“The government has grand ambitions to transform Britain into a scientific superpower, but the Oxford-Cambridge arc is at threat of becoming a victim of its own meteoric rise, with the unicorns of tomorrow increasingly being locked out of mission-critical R&D space.” she told the Financial Times2.
Rentable spaces can see significant wait lists, rigorous vetting processes and high rent rates that challenge start-ups and research groups that wish to expand rapidly. These factors could slow growth and innovation due to a restriction of access to the right resources and technologies3.
In the long term, greater investment in creating laboratory space and offices is required, however this will take a huge amount of investment from governments and organizations and could take many years to complete. Unfortunately, this solution doesn’t help many laboratory managers who are in desperate need of bench space right now. Where time and overheads are an issue, working with an external service provider could be an effective solution for those looking to move their research projects forwards faster.
With facilities across both the US and UK, as well as partner labs in The Netherlands, China and Australia as well as nearly 25 years’ experience in handling biological samples, Sampled are here to support researchers with a range of services.
Why set up your own lab space? Use Sampled SMART Labs Outsourced Biorepository & Lab Services
- Sample Storage
- Sample Management
- Sample Analysis
- Sample Research
- Sample Transport

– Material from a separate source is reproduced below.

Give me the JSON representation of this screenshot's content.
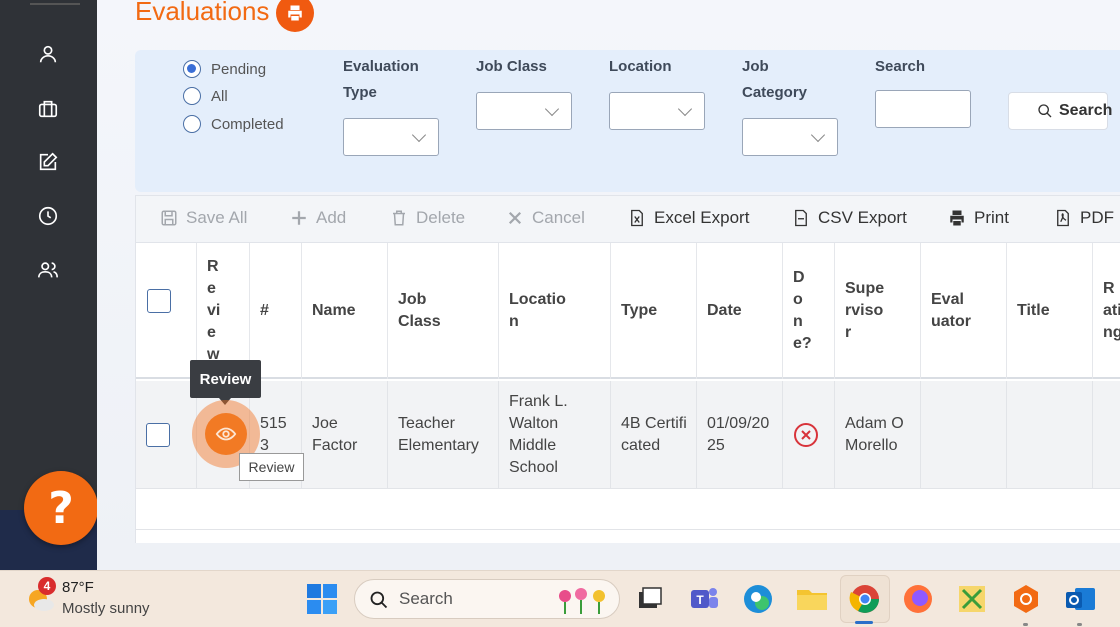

As one of the worlds largest biorepositories, Sampled store over 11.5 million samples for researchers worldwide that could mitigate the resources and ongoing the ongoing investment that may be required when setting up your own biobank4. From small collections provided in a variety of labware formats through to providing storage for your own freezers/LN2 tanks on our premises, Sampled has the expertise and flexibility to protect sample integrity and chain of custody documentation. Our facilities are also equipped to mitigate risks from environmental factors and feature redundancies such as back-up generators and Liquid Nitrogen supply back-ups.
Saving on floor space and preserving sample integrity are not the only reasons to consider outsourcing services. The value of the insights gained from your biological samples is also dependent on access to the right technologies, Sampled SMART Labs are set up to provide access to a wide range of technology providers such as; Perkin Elmer, Illumina, ThermoFisher, Standard BioTools and many other leading technologies.
If you have biologic samples you need to Store, Manage, Analyze, Research or Transport, Sampled has the facilities and expertise ready to support you today. Get in touch with one of our experts here.
- Bidwells report: https://www.bidwells.co.uk/what-we-think/arc-market-databook-cambridgeshire-offices-and-labs-summer-2021/
- Financial Times article- Lab space shortage threatens life science boom in Oxford and Cambridge: https://www.ft.com/content/397a75aa-3047-432e-8664-d1974fbb05df
- Entrepreneur article- The Shortage of Lab Space in the United States Is Stifling Innovation: https://www.entrepreneur.com/article/424975
- Frontiers in Medicine Article – Automated Sample Storage in Biobanking to Enhance Translational Research: The Bumpy Road to Implementation: https://www.researchgate.net/publication/338482409_Automated_Sample_Storage_in_Biobanking_to_Enhance_Translational_Research_The_Bumpy_Road_to_Implementation